Tally the lines in these records that hold the string "аккредитации", and reply with the number alone.
---------------
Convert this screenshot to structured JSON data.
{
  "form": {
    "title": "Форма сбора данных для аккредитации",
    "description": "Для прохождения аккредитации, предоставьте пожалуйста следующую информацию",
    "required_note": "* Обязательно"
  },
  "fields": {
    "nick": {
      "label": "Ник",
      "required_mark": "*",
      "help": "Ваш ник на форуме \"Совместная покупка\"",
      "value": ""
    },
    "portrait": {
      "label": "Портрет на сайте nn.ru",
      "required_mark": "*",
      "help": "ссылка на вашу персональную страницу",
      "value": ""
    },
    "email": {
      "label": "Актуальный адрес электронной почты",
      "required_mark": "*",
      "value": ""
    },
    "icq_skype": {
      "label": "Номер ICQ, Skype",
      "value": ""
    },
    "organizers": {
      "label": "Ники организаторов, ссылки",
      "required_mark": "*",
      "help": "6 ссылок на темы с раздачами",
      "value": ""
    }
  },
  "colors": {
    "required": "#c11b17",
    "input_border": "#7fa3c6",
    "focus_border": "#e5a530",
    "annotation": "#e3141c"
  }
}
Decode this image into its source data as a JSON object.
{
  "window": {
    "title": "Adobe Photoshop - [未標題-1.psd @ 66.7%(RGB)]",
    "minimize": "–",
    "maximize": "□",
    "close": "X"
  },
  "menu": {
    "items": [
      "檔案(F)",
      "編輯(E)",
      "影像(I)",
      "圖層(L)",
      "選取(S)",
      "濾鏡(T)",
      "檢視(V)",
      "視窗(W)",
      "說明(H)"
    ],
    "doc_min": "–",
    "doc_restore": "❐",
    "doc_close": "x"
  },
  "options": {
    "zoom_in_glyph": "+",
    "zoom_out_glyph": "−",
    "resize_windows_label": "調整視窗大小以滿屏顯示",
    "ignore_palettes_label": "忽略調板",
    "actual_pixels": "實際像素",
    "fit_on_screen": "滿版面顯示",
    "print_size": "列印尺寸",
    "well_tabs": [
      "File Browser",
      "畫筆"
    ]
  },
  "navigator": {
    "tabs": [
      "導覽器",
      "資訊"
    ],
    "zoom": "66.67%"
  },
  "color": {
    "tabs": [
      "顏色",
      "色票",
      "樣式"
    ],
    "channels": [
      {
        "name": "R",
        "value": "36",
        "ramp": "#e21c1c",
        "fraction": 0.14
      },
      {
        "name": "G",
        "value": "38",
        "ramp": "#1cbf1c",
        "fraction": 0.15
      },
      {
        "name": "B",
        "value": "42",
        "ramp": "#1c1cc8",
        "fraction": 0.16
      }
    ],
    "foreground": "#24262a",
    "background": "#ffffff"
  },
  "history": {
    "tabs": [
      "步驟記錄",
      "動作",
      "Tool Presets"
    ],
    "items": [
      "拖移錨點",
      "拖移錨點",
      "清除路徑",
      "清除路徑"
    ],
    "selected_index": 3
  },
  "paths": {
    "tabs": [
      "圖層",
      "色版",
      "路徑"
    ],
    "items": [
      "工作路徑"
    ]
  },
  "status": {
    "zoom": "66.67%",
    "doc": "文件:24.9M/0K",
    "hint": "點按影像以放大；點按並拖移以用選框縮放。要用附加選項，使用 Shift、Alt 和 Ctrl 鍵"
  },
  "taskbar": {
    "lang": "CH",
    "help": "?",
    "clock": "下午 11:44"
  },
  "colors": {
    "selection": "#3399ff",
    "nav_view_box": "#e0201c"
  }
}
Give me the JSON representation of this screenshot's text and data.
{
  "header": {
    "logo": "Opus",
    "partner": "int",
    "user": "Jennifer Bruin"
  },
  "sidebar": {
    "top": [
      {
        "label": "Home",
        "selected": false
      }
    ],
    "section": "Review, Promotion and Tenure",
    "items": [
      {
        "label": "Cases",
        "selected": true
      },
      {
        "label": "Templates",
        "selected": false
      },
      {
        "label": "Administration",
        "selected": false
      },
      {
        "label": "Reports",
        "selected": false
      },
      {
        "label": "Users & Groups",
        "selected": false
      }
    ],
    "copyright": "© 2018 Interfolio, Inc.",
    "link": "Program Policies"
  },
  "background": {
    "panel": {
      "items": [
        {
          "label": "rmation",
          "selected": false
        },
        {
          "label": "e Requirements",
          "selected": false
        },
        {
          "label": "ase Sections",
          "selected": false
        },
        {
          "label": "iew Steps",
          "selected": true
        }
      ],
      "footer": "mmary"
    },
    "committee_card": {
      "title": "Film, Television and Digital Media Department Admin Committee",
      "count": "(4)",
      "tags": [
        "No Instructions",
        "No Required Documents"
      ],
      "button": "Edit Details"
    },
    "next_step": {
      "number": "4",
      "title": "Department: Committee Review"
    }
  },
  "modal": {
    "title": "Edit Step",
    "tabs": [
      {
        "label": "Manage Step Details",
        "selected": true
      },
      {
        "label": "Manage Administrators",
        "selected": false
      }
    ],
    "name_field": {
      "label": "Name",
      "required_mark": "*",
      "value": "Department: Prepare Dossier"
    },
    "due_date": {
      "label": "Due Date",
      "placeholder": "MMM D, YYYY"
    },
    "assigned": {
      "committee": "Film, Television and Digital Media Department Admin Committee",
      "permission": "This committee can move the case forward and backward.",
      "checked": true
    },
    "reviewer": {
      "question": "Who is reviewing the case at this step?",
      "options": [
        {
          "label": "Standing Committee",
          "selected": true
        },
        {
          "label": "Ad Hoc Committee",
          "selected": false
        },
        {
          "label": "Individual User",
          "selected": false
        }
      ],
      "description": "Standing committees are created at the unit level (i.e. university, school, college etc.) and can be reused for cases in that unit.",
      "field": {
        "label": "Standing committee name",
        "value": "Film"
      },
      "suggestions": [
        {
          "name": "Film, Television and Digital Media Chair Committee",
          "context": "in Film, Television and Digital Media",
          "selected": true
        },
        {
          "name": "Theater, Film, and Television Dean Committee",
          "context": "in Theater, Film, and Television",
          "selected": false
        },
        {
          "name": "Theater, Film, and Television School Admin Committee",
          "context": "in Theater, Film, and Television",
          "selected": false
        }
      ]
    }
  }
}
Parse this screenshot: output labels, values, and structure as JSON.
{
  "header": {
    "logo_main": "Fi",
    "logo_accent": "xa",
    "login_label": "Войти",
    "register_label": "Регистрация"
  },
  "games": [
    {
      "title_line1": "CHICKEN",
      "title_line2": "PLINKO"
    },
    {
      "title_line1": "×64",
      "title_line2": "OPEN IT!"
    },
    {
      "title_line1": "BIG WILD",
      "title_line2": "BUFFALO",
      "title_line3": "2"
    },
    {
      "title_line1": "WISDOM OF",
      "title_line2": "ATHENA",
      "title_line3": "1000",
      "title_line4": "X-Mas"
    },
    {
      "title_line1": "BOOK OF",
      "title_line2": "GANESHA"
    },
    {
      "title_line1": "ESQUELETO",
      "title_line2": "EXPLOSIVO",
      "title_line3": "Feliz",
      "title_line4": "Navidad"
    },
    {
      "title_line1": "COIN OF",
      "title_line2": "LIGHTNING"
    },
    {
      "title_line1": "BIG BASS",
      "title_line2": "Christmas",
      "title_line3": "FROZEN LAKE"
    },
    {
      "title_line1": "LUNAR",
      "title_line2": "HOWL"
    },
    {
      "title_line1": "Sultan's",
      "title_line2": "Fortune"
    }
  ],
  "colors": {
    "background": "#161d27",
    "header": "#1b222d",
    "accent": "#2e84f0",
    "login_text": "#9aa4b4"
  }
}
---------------
- Task response:
2